Assignment: Look through the entries that follow and return each line that has the string "years".

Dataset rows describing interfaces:
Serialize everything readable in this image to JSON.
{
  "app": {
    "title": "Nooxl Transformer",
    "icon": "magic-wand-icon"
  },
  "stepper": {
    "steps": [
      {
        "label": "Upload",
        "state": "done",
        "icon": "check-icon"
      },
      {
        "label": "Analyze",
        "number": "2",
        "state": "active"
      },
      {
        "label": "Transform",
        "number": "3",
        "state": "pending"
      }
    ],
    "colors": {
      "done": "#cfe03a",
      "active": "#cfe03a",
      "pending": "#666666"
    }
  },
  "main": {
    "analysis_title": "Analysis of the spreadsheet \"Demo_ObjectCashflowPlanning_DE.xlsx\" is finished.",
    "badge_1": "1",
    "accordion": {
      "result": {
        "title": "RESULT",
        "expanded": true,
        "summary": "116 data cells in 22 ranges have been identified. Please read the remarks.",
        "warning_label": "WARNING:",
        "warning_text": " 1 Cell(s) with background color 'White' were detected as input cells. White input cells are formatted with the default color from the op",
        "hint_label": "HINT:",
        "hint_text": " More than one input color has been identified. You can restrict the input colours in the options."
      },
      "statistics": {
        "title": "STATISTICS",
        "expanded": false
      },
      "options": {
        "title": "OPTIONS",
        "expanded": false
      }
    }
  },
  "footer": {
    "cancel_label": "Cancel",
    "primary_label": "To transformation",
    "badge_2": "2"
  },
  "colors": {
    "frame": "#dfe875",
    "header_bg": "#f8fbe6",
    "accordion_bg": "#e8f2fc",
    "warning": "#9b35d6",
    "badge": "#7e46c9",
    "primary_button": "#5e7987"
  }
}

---

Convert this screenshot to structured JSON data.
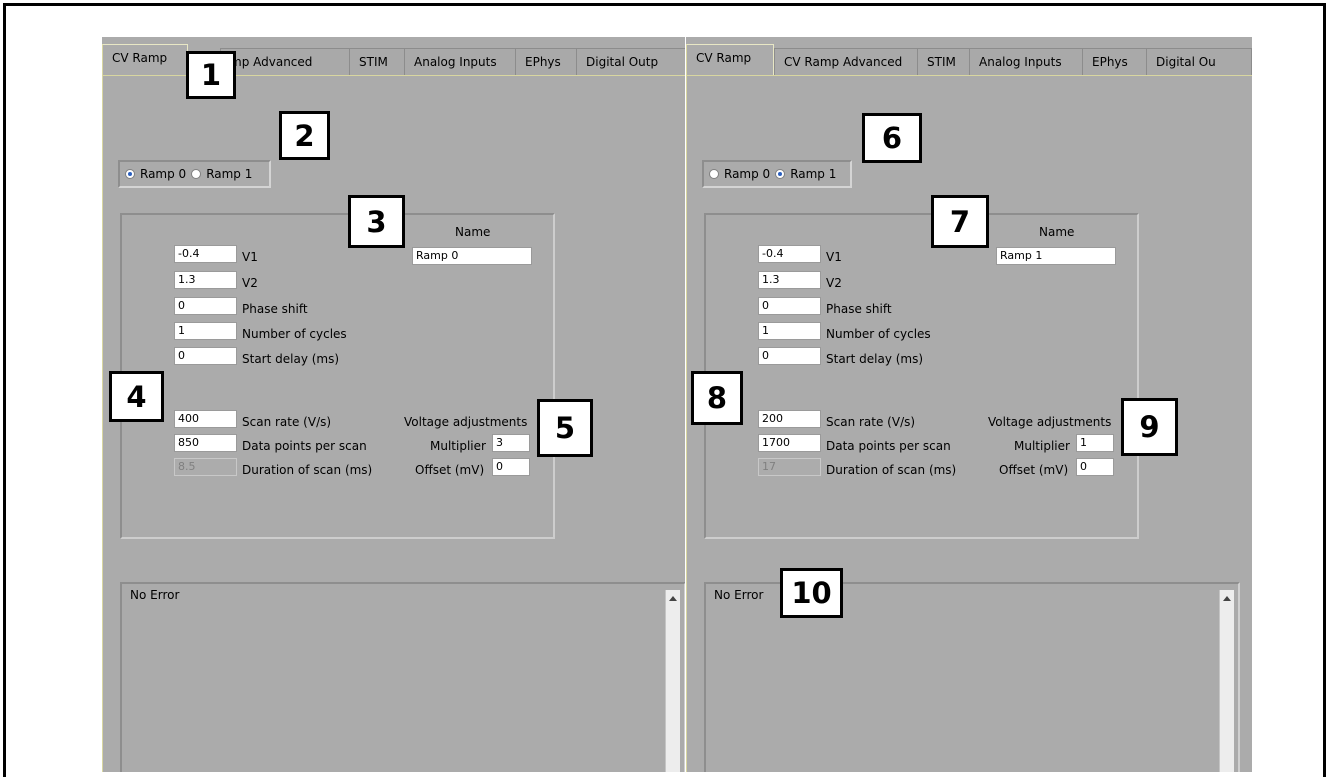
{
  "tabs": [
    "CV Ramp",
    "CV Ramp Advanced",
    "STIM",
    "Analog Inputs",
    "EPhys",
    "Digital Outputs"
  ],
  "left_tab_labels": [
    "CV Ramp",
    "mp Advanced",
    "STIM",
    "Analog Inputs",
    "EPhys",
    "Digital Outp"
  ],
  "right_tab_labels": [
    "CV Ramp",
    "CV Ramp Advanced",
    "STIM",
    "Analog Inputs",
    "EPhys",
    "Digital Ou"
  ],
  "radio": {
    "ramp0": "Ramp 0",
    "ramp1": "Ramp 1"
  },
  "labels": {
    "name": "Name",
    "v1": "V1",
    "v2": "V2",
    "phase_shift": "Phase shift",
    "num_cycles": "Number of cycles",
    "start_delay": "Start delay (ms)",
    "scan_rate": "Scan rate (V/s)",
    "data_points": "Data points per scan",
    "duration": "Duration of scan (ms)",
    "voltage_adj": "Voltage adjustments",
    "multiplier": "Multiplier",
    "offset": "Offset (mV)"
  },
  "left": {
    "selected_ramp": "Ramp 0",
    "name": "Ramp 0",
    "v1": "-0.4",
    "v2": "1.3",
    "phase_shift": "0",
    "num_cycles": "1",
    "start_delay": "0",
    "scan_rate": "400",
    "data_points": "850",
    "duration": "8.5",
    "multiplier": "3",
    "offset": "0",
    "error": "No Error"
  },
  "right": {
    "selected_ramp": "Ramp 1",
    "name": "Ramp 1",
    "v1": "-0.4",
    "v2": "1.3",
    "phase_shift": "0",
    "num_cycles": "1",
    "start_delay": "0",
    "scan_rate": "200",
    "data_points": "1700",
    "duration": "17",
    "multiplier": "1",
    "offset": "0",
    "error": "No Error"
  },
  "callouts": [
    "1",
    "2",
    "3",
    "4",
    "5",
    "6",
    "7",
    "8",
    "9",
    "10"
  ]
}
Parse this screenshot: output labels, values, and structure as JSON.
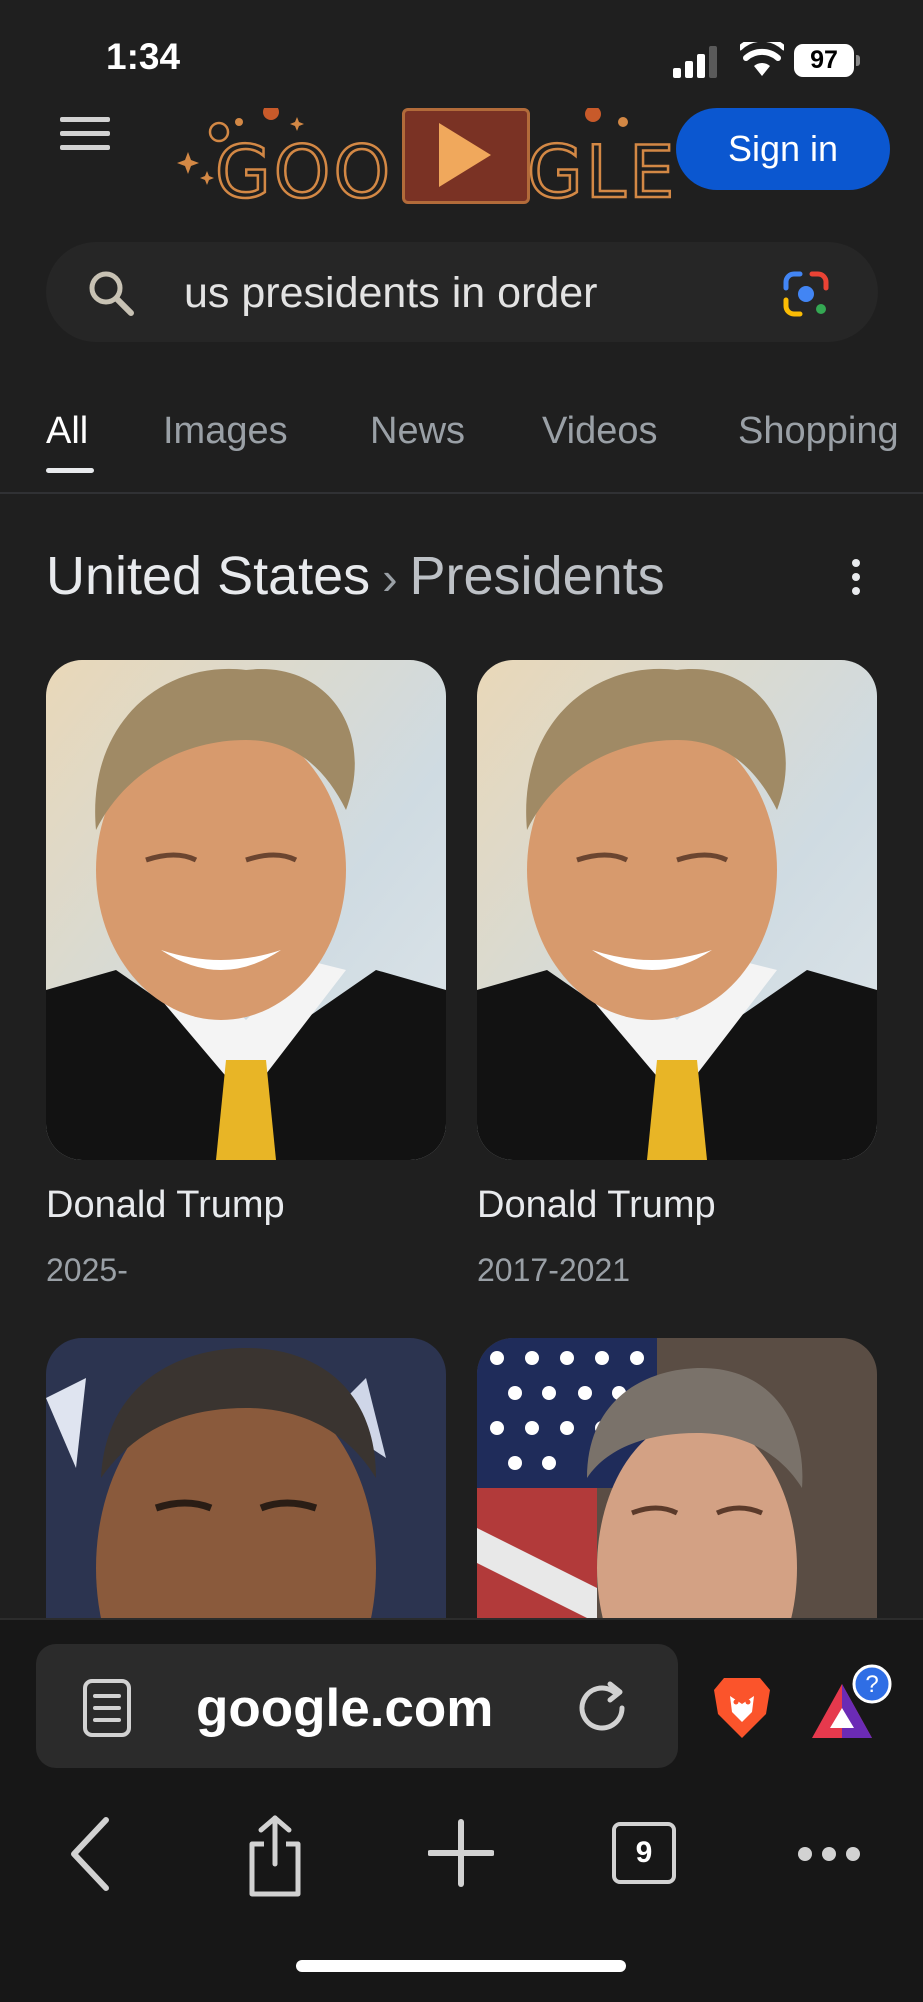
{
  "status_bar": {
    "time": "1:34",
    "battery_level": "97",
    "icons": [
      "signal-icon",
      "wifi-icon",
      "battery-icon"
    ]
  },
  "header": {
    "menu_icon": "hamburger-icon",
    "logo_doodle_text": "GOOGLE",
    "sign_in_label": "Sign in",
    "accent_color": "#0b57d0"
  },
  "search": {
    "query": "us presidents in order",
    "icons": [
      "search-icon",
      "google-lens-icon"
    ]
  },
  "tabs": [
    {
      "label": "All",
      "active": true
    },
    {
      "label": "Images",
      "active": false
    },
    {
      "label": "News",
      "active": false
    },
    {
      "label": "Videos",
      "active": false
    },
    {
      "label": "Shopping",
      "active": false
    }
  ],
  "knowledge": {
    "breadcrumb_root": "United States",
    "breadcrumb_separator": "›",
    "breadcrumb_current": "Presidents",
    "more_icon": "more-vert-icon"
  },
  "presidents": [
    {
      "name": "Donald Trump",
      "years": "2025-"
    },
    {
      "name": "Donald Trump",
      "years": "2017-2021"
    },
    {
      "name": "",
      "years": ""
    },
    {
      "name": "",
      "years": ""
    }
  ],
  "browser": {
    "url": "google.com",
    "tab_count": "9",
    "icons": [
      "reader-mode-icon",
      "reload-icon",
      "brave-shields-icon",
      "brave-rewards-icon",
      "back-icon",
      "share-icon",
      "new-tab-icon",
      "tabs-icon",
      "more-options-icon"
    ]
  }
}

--

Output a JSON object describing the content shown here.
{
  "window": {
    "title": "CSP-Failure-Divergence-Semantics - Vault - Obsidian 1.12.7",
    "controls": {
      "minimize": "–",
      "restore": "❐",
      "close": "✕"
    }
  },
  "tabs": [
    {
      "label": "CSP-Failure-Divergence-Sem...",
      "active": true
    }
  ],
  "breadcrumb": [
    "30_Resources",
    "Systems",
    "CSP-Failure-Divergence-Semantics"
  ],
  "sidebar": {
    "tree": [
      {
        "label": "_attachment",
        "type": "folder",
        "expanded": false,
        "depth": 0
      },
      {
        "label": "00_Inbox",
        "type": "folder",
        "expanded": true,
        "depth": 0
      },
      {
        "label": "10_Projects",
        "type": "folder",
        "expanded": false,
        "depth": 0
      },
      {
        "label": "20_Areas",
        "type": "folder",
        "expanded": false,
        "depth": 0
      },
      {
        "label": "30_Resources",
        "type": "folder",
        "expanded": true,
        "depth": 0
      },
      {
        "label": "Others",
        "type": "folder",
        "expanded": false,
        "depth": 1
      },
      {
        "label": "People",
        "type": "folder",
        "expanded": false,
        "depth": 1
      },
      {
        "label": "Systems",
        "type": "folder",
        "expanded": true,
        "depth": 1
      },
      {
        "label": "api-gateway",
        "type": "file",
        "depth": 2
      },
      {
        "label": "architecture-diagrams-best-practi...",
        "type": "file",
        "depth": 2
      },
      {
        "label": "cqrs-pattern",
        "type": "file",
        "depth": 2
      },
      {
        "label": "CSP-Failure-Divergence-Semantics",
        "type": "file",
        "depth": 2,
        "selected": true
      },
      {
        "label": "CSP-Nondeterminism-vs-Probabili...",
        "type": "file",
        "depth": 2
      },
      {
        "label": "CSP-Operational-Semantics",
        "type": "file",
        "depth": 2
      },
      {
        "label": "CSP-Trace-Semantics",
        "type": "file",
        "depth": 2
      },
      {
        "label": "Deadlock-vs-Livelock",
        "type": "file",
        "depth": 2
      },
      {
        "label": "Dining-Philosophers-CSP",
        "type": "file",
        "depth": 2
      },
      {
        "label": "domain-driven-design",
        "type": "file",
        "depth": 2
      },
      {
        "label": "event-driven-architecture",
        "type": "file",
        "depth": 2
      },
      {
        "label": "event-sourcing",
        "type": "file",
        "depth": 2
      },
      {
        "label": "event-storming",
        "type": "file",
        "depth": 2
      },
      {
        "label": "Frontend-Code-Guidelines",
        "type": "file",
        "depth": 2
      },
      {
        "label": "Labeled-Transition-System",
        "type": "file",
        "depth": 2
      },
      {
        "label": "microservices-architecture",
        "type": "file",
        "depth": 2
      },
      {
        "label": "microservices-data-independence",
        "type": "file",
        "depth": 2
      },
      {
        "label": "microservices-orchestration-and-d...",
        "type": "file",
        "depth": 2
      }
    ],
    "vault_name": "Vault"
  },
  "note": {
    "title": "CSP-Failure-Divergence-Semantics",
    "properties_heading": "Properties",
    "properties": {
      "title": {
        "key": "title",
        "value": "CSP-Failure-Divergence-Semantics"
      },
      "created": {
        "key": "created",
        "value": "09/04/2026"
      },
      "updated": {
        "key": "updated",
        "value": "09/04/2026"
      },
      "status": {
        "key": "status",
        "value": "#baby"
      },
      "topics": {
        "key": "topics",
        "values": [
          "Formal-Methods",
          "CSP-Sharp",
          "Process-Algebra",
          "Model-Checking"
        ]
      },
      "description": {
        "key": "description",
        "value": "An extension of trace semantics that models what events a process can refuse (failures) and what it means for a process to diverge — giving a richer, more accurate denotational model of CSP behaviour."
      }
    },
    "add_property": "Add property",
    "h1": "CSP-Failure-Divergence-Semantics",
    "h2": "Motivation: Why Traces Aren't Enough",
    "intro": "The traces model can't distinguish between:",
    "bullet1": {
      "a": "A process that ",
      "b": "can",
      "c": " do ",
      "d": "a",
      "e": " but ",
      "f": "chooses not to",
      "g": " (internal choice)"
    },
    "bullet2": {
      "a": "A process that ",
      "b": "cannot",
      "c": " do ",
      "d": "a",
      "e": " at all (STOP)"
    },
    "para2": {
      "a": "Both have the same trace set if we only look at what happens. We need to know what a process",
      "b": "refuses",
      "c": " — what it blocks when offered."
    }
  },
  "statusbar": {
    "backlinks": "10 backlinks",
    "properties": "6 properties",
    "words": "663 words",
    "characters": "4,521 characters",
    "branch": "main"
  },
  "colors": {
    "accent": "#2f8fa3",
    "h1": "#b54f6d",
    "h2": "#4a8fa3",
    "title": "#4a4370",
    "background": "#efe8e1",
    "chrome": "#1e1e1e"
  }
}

Reply:
      "years": "2025-"
      "years": "2017-2021"
      "years": ""
      "years": ""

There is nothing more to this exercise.